▶ _THE DATA_

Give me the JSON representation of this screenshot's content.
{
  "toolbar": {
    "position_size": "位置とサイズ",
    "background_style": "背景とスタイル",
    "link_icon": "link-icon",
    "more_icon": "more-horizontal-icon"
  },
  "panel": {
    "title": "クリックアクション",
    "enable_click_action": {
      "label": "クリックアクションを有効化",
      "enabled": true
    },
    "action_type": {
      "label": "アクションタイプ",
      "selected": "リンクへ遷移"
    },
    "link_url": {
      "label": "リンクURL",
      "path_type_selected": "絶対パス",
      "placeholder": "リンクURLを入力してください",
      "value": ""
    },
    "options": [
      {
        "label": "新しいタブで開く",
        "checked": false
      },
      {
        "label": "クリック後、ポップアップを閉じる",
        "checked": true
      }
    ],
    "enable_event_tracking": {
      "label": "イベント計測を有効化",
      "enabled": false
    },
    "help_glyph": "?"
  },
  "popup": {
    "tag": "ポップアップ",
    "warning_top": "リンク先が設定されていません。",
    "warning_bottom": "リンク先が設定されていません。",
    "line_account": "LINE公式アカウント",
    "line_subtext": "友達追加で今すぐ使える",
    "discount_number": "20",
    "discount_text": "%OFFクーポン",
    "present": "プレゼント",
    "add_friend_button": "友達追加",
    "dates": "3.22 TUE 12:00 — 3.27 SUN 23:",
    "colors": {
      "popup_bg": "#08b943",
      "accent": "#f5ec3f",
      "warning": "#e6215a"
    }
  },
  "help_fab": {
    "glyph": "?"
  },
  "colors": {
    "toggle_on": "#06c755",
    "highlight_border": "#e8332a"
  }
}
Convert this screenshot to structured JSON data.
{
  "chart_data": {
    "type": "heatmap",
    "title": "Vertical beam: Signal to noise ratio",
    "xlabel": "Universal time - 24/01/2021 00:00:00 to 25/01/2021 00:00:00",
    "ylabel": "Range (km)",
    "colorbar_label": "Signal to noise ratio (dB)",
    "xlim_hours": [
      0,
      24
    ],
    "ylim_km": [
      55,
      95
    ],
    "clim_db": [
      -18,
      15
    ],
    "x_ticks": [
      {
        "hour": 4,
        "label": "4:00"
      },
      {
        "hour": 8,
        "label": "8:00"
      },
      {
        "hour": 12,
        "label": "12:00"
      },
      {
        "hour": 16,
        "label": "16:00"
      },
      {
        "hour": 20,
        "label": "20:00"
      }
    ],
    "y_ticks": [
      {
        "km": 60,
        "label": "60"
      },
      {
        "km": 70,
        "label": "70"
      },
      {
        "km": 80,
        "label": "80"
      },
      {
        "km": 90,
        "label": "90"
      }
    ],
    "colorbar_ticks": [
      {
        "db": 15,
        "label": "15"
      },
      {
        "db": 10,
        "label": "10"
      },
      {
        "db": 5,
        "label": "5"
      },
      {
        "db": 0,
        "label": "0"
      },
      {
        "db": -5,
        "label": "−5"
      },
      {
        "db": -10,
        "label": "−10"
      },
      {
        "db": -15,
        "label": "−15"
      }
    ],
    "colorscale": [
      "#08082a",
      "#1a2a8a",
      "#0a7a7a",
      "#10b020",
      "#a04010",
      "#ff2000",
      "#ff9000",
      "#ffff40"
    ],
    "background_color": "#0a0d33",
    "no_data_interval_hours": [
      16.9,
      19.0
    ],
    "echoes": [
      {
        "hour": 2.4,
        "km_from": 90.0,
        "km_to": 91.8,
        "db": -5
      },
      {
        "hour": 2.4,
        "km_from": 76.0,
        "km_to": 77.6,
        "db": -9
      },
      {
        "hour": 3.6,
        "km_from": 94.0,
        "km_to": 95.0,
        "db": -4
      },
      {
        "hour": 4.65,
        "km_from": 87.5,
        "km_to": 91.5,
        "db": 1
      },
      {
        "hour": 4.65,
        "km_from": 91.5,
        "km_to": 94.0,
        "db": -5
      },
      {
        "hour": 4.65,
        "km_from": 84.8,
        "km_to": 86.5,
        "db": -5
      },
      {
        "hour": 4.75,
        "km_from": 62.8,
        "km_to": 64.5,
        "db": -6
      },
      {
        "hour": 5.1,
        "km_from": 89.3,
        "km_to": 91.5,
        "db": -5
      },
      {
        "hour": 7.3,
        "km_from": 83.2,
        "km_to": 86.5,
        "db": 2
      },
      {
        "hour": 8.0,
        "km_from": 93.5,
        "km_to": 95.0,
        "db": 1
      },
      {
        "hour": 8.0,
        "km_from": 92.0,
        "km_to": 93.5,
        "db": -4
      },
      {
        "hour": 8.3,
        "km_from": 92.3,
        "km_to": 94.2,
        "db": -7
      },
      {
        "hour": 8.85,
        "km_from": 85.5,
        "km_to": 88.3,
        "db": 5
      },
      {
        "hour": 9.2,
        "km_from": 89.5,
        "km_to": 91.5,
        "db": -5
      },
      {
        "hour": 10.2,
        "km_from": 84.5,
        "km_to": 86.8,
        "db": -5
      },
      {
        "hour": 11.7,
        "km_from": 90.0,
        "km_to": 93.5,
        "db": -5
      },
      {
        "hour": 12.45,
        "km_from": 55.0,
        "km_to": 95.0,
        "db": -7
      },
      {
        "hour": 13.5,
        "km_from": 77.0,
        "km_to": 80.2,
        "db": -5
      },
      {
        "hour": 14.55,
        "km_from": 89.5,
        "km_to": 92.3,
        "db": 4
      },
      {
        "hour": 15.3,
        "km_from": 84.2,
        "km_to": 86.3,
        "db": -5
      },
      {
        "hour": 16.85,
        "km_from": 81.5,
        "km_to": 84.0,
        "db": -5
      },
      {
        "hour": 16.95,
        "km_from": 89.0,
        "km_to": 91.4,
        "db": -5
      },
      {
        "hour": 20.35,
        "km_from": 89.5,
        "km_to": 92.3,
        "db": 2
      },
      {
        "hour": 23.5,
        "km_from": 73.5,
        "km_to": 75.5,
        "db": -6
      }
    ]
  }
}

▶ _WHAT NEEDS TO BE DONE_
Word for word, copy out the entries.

▶ _WRITTEN ANSWER_
Give me the JSON representation of this screenshot's content.
{
  "toolbar": {
    "position_size": "位置とサイズ",
    "background_style": "背景とスタイル",
    "link_icon": "link-icon",
    "more_icon": "more-horizontal-icon"
  },
  "panel": {
    "title": "クリックアクション",
    "enable_click_action": {
      "label": "クリックアクションを有効化",
      "enabled": true
    },
    "action_type": {
      "label": "アクションタイプ",
      "selected": "リンクへ遷移"
    },
    "link_url": {
      "label": "リンクURL",
      "path_type_selected": "絶対パス",
      "placeholder": "リンクURLを入力してください",
      "value": ""
    },
    "options": [
      {
        "label": "新しいタブで開く",
        "checked": false
      },
      {
        "label": "クリック後、ポップアップを閉じる",
        "checked": true
      }
    ],
    "enable_event_tracking": {
      "label": "イベント計測を有効化",
      "enabled": false
    },
    "help_glyph": "?"
  },
  "popup": {
    "tag": "ポップアップ",
    "warning_top": "リンク先が設定されていません。",
    "warning_bottom": "リンク先が設定されていません。",
    "line_account": "LINE公式アカウント",
    "line_subtext": "友達追加で今すぐ使える",
    "discount_number": "20",
    "discount_text": "%OFFクーポン",
    "present": "プレゼント",
    "add_friend_button": "友達追加",
    "dates": "3.22 TUE 12:00 — 3.27 SUN 23:",
    "colors": {
      "popup_bg": "#08b943",
      "accent": "#f5ec3f",
      "warning": "#e6215a"
    }
  },
  "help_fab": {
    "glyph": "?"
  },
  "colors": {
    "toggle_on": "#06c755",
    "highlight_border": "#e8332a"
  }
}
Convert this screenshot to structured JSON data.
{
  "chart_data": {
    "type": "heatmap",
    "title": "Vertical beam: Signal to noise ratio",
    "xlabel": "Universal time - 24/01/2021 00:00:00 to 25/01/2021 00:00:00",
    "ylabel": "Range (km)",
    "colorbar_label": "Signal to noise ratio (dB)",
    "xlim_hours": [
      0,
      24
    ],
    "ylim_km": [
      55,
      95
    ],
    "clim_db": [
      -18,
      15
    ],
    "x_ticks": [
      {
        "hour": 4,
        "label": "4:00"
      },
      {
        "hour": 8,
        "label": "8:00"
      },
      {
        "hour": 12,
        "label": "12:00"
      },
      {
        "hour": 16,
        "label": "16:00"
      },
      {
        "hour": 20,
        "label": "20:00"
      }
    ],
    "y_ticks": [
      {
        "km": 60,
        "label": "60"
      },
      {
        "km": 70,
        "label": "70"
      },
      {
        "km": 80,
        "label": "80"
      },
      {
        "km": 90,
        "label": "90"
      }
    ],
    "colorbar_ticks": [
      {
        "db": 15,
        "label": "15"
      },
      {
        "db": 10,
        "label": "10"
      },
      {
        "db": 5,
        "label": "5"
      },
      {
        "db": 0,
        "label": "0"
      },
      {
        "db": -5,
        "label": "−5"
      },
      {
        "db": -10,
        "label": "−10"
      },
      {
        "db": -15,
        "label": "−15"
      }
    ],
    "colorscale": [
      "#08082a",
      "#1a2a8a",
      "#0a7a7a",
      "#10b020",
      "#a04010",
      "#ff2000",
      "#ff9000",
      "#ffff40"
    ],
    "background_color": "#0a0d33",
    "no_data_interval_hours": [
      16.9,
      19.0
    ],
    "echoes": [
      {
        "hour": 2.4,
        "km_from": 90.0,
        "km_to": 91.8,
        "db": -5
      },
      {
        "hour": 2.4,
        "km_from": 76.0,
        "km_to": 77.6,
        "db": -9
      },
      {
        "hour": 3.6,
        "km_from": 94.0,
        "km_to": 95.0,
        "db": -4
      },
      {
        "hour": 4.65,
        "km_from": 87.5,
        "km_to": 91.5,
        "db": 1
      },
      {
        "hour": 4.65,
        "km_from": 91.5,
        "km_to": 94.0,
        "db": -5
      },
      {
        "hour": 4.65,
        "km_from": 84.8,
        "km_to": 86.5,
        "db": -5
      },
      {
        "hour": 4.75,
        "km_from": 62.8,
        "km_to": 64.5,
        "db": -6
      },
      {
        "hour": 5.1,
        "km_from": 89.3,
        "km_to": 91.5,
        "db": -5
      },
      {
        "hour": 7.3,
        "km_from": 83.2,
        "km_to": 86.5,
        "db": 2
      },
      {
        "hour": 8.0,
        "km_from": 93.5,
        "km_to": 95.0,
        "db": 1
      },
      {
        "hour": 8.0,
        "km_from": 92.0,
        "km_to": 93.5,
        "db": -4
      },
      {
        "hour": 8.3,
        "km_from": 92.3,
        "km_to": 94.2,
        "db": -7
      },
      {
        "hour": 8.85,
        "km_from": 85.5,
        "km_to": 88.3,
        "db": 5
      },
      {
        "hour": 9.2,
        "km_from": 89.5,
        "km_to": 91.5,
        "db": -5
      },
      {
        "hour": 10.2,
        "km_from": 84.5,
        "km_to": 86.8,
        "db": -5
      },
      {
        "hour": 11.7,
        "km_from": 90.0,
        "km_to": 93.5,
        "db": -5
      },
      {
        "hour": 12.45,
        "km_from": 55.0,
        "km_to": 95.0,
        "db": -7
      },
      {
        "hour": 13.5,
        "km_from": 77.0,
        "km_to": 80.2,
        "db": -5
      },
      {
        "hour": 14.55,
        "km_from": 89.5,
        "km_to": 92.3,
        "db": 4
      },
      {
        "hour": 15.3,
        "km_from": 84.2,
        "km_to": 86.3,
        "db": -5
      },
      {
        "hour": 16.85,
        "km_from": 81.5,
        "km_to": 84.0,
        "db": -5
      },
      {
        "hour": 16.95,
        "km_from": 89.0,
        "km_to": 91.4,
        "db": -5
      },
      {
        "hour": 20.35,
        "km_from": 89.5,
        "km_to": 92.3,
        "db": 2
      },
      {
        "hour": 23.5,
        "km_from": 73.5,
        "km_to": 75.5,
        "db": -6
      }
    ]
  }
}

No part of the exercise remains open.